[Dataset excerpts]
┌──

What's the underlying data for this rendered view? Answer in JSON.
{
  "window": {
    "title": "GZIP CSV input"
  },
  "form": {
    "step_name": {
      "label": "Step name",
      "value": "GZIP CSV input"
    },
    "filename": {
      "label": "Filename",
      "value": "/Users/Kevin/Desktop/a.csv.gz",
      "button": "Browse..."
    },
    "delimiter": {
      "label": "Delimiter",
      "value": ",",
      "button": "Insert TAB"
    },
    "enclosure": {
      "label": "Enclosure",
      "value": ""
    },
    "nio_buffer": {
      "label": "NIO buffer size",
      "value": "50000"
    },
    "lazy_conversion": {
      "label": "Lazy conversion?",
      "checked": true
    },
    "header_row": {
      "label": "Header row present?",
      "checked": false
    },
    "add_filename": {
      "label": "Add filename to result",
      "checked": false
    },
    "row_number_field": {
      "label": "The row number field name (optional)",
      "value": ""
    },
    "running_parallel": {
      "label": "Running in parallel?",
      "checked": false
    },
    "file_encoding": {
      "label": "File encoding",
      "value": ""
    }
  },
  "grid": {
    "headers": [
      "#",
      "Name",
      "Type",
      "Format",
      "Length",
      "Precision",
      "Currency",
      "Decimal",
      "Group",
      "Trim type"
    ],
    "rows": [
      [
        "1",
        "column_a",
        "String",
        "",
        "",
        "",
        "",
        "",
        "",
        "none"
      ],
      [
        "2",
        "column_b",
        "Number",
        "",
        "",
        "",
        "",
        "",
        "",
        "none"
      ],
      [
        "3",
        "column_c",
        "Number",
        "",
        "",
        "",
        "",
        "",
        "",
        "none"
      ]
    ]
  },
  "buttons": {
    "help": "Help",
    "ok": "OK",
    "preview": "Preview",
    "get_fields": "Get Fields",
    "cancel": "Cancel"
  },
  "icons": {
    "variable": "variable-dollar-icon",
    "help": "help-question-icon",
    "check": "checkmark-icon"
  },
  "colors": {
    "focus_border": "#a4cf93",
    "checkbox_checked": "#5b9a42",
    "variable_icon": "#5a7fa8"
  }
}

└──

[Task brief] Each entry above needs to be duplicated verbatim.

[Written answer]
What's the underlying data for this rendered view? Answer in JSON.
{
  "window": {
    "title": "GZIP CSV input"
  },
  "form": {
    "step_name": {
      "label": "Step name",
      "value": "GZIP CSV input"
    },
    "filename": {
      "label": "Filename",
      "value": "/Users/Kevin/Desktop/a.csv.gz",
      "button": "Browse..."
    },
    "delimiter": {
      "label": "Delimiter",
      "value": ",",
      "button": "Insert TAB"
    },
    "enclosure": {
      "label": "Enclosure",
      "value": ""
    },
    "nio_buffer": {
      "label": "NIO buffer size",
      "value": "50000"
    },
    "lazy_conversion": {
      "label": "Lazy conversion?",
      "checked": true
    },
    "header_row": {
      "label": "Header row present?",
      "checked": false
    },
    "add_filename": {
      "label": "Add filename to result",
      "checked": false
    },
    "row_number_field": {
      "label": "The row number field name (optional)",
      "value": ""
    },
    "running_parallel": {
      "label": "Running in parallel?",
      "checked": false
    },
    "file_encoding": {
      "label": "File encoding",
      "value": ""
    }
  },
  "grid": {
    "headers": [
      "#",
      "Name",
      "Type",
      "Format",
      "Length",
      "Precision",
      "Currency",
      "Decimal",
      "Group",
      "Trim type"
    ],
    "rows": [
      [
        "1",
        "column_a",
        "String",
        "",
        "",
        "",
        "",
        "",
        "",
        "none"
      ],
      [
        "2",
        "column_b",
        "Number",
        "",
        "",
        "",
        "",
        "",
        "",
        "none"
      ],
      [
        "3",
        "column_c",
        "Number",
        "",
        "",
        "",
        "",
        "",
        "",
        "none"
      ]
    ]
  },
  "buttons": {
    "help": "Help",
    "ok": "OK",
    "preview": "Preview",
    "get_fields": "Get Fields",
    "cancel": "Cancel"
  },
  "icons": {
    "variable": "variable-dollar-icon",
    "help": "help-question-icon",
    "check": "checkmark-icon"
  },
  "colors": {
    "focus_border": "#a4cf93",
    "checkbox_checked": "#5b9a42",
    "variable_icon": "#5a7fa8"
  }
}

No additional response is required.